# What you are asked to do
Every entry is to be restated exactly; pictures are not part of the copy.

# Data for this exercise
*** Block opens ***

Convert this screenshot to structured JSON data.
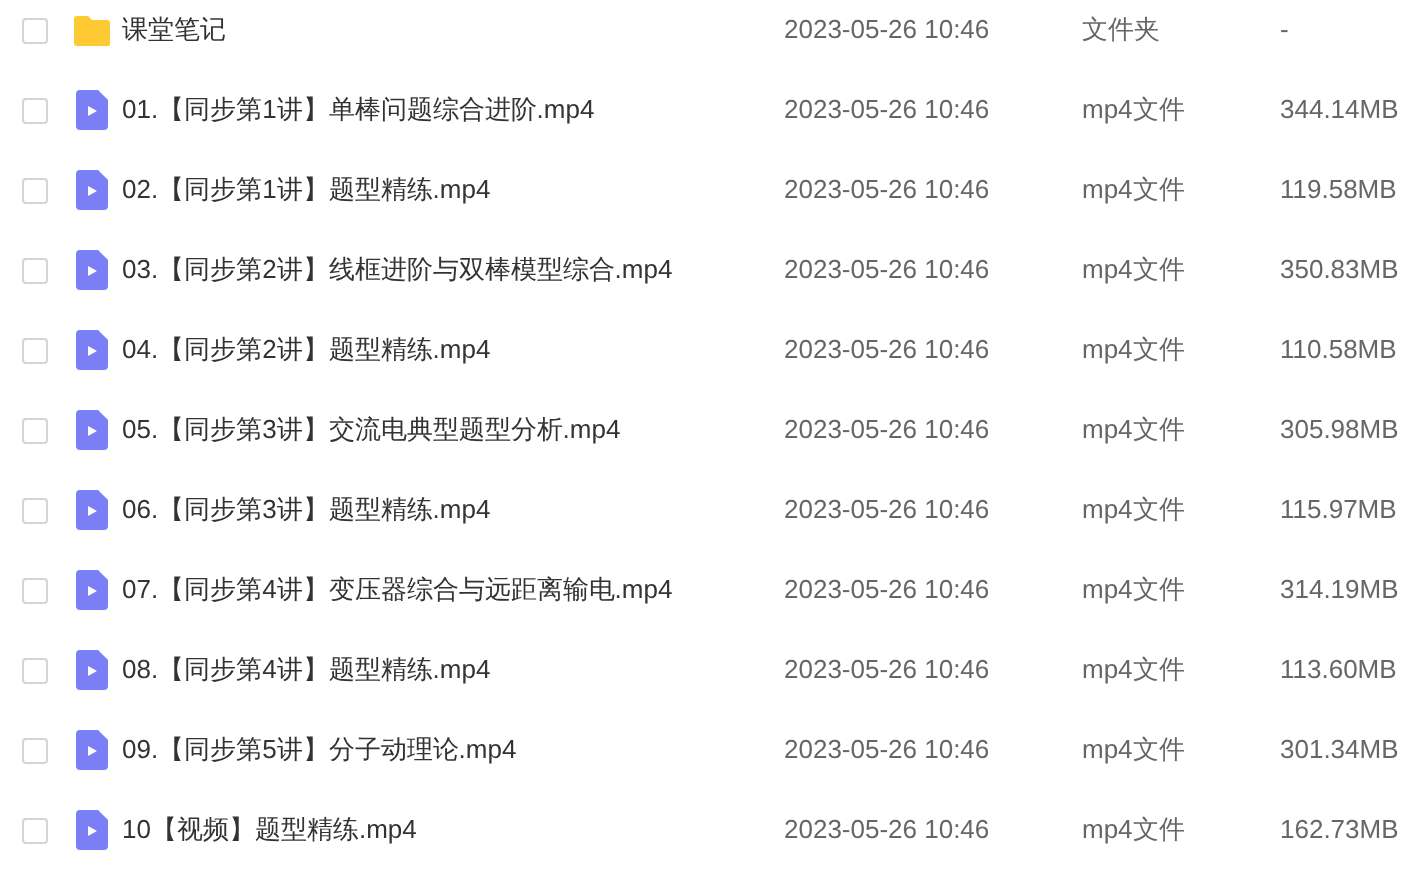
{
  "files": [
    {
      "kind": "folder",
      "checked": false,
      "name": "课堂笔记",
      "modified": "2023-05-26 10:46",
      "type": "文件夹",
      "size": "-"
    },
    {
      "kind": "video",
      "checked": false,
      "name": "01.【同步第1讲】单棒问题综合进阶.mp4",
      "modified": "2023-05-26 10:46",
      "type": "mp4文件",
      "size": "344.14MB"
    },
    {
      "kind": "video",
      "checked": false,
      "name": "02.【同步第1讲】题型精练.mp4",
      "modified": "2023-05-26 10:46",
      "type": "mp4文件",
      "size": "119.58MB"
    },
    {
      "kind": "video",
      "checked": false,
      "name": "03.【同步第2讲】线框进阶与双棒模型综合.mp4",
      "modified": "2023-05-26 10:46",
      "type": "mp4文件",
      "size": "350.83MB"
    },
    {
      "kind": "video",
      "checked": false,
      "name": "04.【同步第2讲】题型精练.mp4",
      "modified": "2023-05-26 10:46",
      "type": "mp4文件",
      "size": "110.58MB"
    },
    {
      "kind": "video",
      "checked": false,
      "name": "05.【同步第3讲】交流电典型题型分析.mp4",
      "modified": "2023-05-26 10:46",
      "type": "mp4文件",
      "size": "305.98MB"
    },
    {
      "kind": "video",
      "checked": false,
      "name": "06.【同步第3讲】题型精练.mp4",
      "modified": "2023-05-26 10:46",
      "type": "mp4文件",
      "size": "115.97MB"
    },
    {
      "kind": "video",
      "checked": false,
      "name": "07.【同步第4讲】变压器综合与远距离输电.mp4",
      "modified": "2023-05-26 10:46",
      "type": "mp4文件",
      "size": "314.19MB"
    },
    {
      "kind": "video",
      "checked": false,
      "name": "08.【同步第4讲】题型精练.mp4",
      "modified": "2023-05-26 10:46",
      "type": "mp4文件",
      "size": "113.60MB"
    },
    {
      "kind": "video",
      "checked": false,
      "name": "09.【同步第5讲】分子动理论.mp4",
      "modified": "2023-05-26 10:46",
      "type": "mp4文件",
      "size": "301.34MB"
    },
    {
      "kind": "video",
      "checked": false,
      "name": "10【视频】题型精练.mp4",
      "modified": "2023-05-26 10:46",
      "type": "mp4文件",
      "size": "162.73MB"
    }
  ]
}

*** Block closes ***

# Answer to this problem
Convert this screenshot to structured JSON data.
{
  "files": [
    {
      "kind": "folder",
      "checked": false,
      "name": "课堂笔记",
      "modified": "2023-05-26 10:46",
      "type": "文件夹",
      "size": "-"
    },
    {
      "kind": "video",
      "checked": false,
      "name": "01.【同步第1讲】单棒问题综合进阶.mp4",
      "modified": "2023-05-26 10:46",
      "type": "mp4文件",
      "size": "344.14MB"
    },
    {
      "kind": "video",
      "checked": false,
      "name": "02.【同步第1讲】题型精练.mp4",
      "modified": "2023-05-26 10:46",
      "type": "mp4文件",
      "size": "119.58MB"
    },
    {
      "kind": "video",
      "checked": false,
      "name": "03.【同步第2讲】线框进阶与双棒模型综合.mp4",
      "modified": "2023-05-26 10:46",
      "type": "mp4文件",
      "size": "350.83MB"
    },
    {
      "kind": "video",
      "checked": false,
      "name": "04.【同步第2讲】题型精练.mp4",
      "modified": "2023-05-26 10:46",
      "type": "mp4文件",
      "size": "110.58MB"
    },
    {
      "kind": "video",
      "checked": false,
      "name": "05.【同步第3讲】交流电典型题型分析.mp4",
      "modified": "2023-05-26 10:46",
      "type": "mp4文件",
      "size": "305.98MB"
    },
    {
      "kind": "video",
      "checked": false,
      "name": "06.【同步第3讲】题型精练.mp4",
      "modified": "2023-05-26 10:46",
      "type": "mp4文件",
      "size": "115.97MB"
    },
    {
      "kind": "video",
      "checked": false,
      "name": "07.【同步第4讲】变压器综合与远距离输电.mp4",
      "modified": "2023-05-26 10:46",
      "type": "mp4文件",
      "size": "314.19MB"
    },
    {
      "kind": "video",
      "checked": false,
      "name": "08.【同步第4讲】题型精练.mp4",
      "modified": "2023-05-26 10:46",
      "type": "mp4文件",
      "size": "113.60MB"
    },
    {
      "kind": "video",
      "checked": false,
      "name": "09.【同步第5讲】分子动理论.mp4",
      "modified": "2023-05-26 10:46",
      "type": "mp4文件",
      "size": "301.34MB"
    },
    {
      "kind": "video",
      "checked": false,
      "name": "10【视频】题型精练.mp4",
      "modified": "2023-05-26 10:46",
      "type": "mp4文件",
      "size": "162.73MB"
    }
  ]
}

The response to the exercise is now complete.